One year ago today, on September 17, 1978, Prime Minister Begin of Israel, President Sadat of Egypt, and I returned from Camp David with an agreement establishing the Framework for Peace in the Middle East. We believed then that we had reached an historic turning point in the bitter history of that long-suffering region. One short year later, that belief has become a firm reality.
After 30 years of hostility and war, Israel is truly at peace with its largest Arab neighbor. The relations between them are improving daily. The provisions of the treaty of peace are being carried out precisely and on schedule.
This peace is no longer words on paper. It is now facts on the ground and faith in the hearts of millions of people. This remarkable change—from war to peace, from hostility to friendship—was clearly visible in the recent visit by President Sadat to Haifa, where he was received with genuine warmth and enthusiasm by the people and the leaders of Israel. Such events, which would have seemed amazing, even unthinkable, until the very recent past, are now accepted almost as routine. That is itself a measure of how far we have traveled along the road to peace.
So it is worth remembering on this occasion what an extraordinary change in attitudes has taken place. The successes of Egypt and Israel so far in overcoming three decades of animosity give us renewed confidence in facing the difficult tasks which remain.
Our goal has always been the establishment of a comprehensive peace in which Israel could at last live in security and tranquillity with all its neighbors. The Camp David accords are a long step on that path. We do not underestimate the difficulties that lie ahead, but we knew from the outset that the road would be hard and rocky. And looking back today at the solid achievements of the past year, we are justified in keeping our eyes firmly on the goal of peace rather than in heeding the inevitable cries that say peace cannot be achieved.
The peace process outlined at Camp David 1 year ago is alive and well. The talks on full autonomy for the West Bank and Gaza are proceeding on schedule, in an atmosphere of good will and serious cooperation. I am confident those talks will succeed. Their progress is a tribute to the vision and courage of President Sadat, Prime Minister Begin, and the people of their two great nations.
Over the coming months it will be our common task to continue demonstrating that peace does work and, by the evidence of our deeds, to convince other nations and leaders to join with us in this quest for lasting peace, security, and the opportunity for productive lives for all the people of the Middle East.
NOTE: On the same day, the White House announced that the President had received messages from Prime Minister Begin and President Sadat.
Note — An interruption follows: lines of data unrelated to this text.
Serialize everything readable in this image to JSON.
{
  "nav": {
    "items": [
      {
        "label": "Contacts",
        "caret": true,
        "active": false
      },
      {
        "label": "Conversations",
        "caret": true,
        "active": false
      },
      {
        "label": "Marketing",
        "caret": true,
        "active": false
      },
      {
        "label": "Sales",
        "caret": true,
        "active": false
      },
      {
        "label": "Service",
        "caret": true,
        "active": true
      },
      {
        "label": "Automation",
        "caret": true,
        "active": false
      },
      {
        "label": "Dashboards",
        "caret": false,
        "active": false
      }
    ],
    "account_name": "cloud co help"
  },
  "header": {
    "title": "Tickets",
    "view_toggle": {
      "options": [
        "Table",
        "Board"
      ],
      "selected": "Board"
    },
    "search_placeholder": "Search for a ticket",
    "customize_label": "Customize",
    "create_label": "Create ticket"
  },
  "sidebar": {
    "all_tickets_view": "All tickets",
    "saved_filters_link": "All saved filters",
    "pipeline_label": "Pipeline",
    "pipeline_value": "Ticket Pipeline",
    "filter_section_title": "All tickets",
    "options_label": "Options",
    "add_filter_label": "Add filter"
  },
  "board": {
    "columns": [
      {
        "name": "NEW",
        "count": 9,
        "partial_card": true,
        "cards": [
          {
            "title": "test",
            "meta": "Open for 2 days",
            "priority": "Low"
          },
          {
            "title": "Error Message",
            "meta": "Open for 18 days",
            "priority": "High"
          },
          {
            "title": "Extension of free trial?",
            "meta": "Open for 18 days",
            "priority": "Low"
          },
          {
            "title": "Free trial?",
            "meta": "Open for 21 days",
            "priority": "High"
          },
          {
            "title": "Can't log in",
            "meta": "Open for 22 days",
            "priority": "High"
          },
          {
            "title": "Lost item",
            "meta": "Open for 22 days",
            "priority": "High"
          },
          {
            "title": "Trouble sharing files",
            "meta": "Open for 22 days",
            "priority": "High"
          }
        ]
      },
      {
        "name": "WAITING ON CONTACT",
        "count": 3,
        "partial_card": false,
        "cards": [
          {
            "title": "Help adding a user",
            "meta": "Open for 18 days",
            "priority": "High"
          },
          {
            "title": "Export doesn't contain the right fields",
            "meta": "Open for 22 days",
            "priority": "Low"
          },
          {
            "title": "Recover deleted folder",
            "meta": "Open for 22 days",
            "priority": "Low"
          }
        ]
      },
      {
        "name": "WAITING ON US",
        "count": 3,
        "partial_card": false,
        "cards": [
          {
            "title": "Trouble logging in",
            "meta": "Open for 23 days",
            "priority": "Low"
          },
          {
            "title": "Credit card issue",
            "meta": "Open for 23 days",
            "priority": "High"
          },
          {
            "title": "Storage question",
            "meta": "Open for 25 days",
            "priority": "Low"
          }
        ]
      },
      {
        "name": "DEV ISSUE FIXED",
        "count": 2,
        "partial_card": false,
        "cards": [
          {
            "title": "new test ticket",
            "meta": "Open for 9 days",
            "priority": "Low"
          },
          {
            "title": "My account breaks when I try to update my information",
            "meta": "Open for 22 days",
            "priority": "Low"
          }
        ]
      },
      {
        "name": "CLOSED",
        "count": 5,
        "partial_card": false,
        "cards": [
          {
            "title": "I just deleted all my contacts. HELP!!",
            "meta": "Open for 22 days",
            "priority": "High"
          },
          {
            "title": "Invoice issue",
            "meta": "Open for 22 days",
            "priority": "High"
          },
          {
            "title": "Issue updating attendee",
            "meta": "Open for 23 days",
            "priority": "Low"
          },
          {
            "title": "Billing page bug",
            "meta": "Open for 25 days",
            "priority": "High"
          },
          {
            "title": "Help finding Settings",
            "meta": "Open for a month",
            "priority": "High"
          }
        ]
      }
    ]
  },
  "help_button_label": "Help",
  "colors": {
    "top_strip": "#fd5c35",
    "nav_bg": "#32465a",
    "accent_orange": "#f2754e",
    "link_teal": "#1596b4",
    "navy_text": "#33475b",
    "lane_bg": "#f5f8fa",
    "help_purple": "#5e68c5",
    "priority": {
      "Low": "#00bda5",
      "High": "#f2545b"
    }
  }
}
As printed below, the messages follow the texts made available by the White House Press Office.
On this the first anniversary of the Camp David agreement signed in Washington on September 17th I vividly recall the wonderful hospitality which you and your gracious lady accorded to my wife, my colleagues and myself during those 13 days of the momentous conference. I remember well the sessions, the strong debates, the mutual convincing, the difficulties we all had to overcome, the weighing of every sentence and word and ultimately the joy of achieving the understanding which became the basis of an historic agreement. Out of it the treaty of peace between Egypt and Israel, certainly a turning point in the annals of the Middle East emerged and the positive concept of full autonomy for the Palestinian Arabs, inhabitants of Judea, Samaria and Gaza District was brought forth.
You, Mr. President did your utmost by your own hard work to make these agreements possible, allow me, therefore, on this memorable anniversary to thank you from the heart for the great assistance rendered to both Egypt and Israel in achieving a rapprochement between two countries which for thirty one years, were in a state of war, and which have now concluded peace, the first step towards a general and comprehensive settlement in the Middle East.
There are people who do not yet appreciate the value of this moral international achievement, but many millions of women and men of goodwill will rejoice together with us in this accomplishment. Their blessings are our joy and the source of satisfaction.
Accept, Mr. President, my deepest gratitude for all
you have done with such great devotion in the service of peace.
This afternoon I have issued a presidential statement expressing my views on the first anniversary of the signature of the Camp David agreements. On this occasion I wish to express my deep feelings and thanks for your personal contribution to this historical event. I am confident that these agreements, which have been the first steps toward a comprehensive peace, will help bring a solution to the Palestinian question in all its aspects. The role of the U.S. as a full partner in the peace process will remain a key element in our mutual efforts to achieve a just and lasting peace in the Middle East.
Sources: Public Papers of the President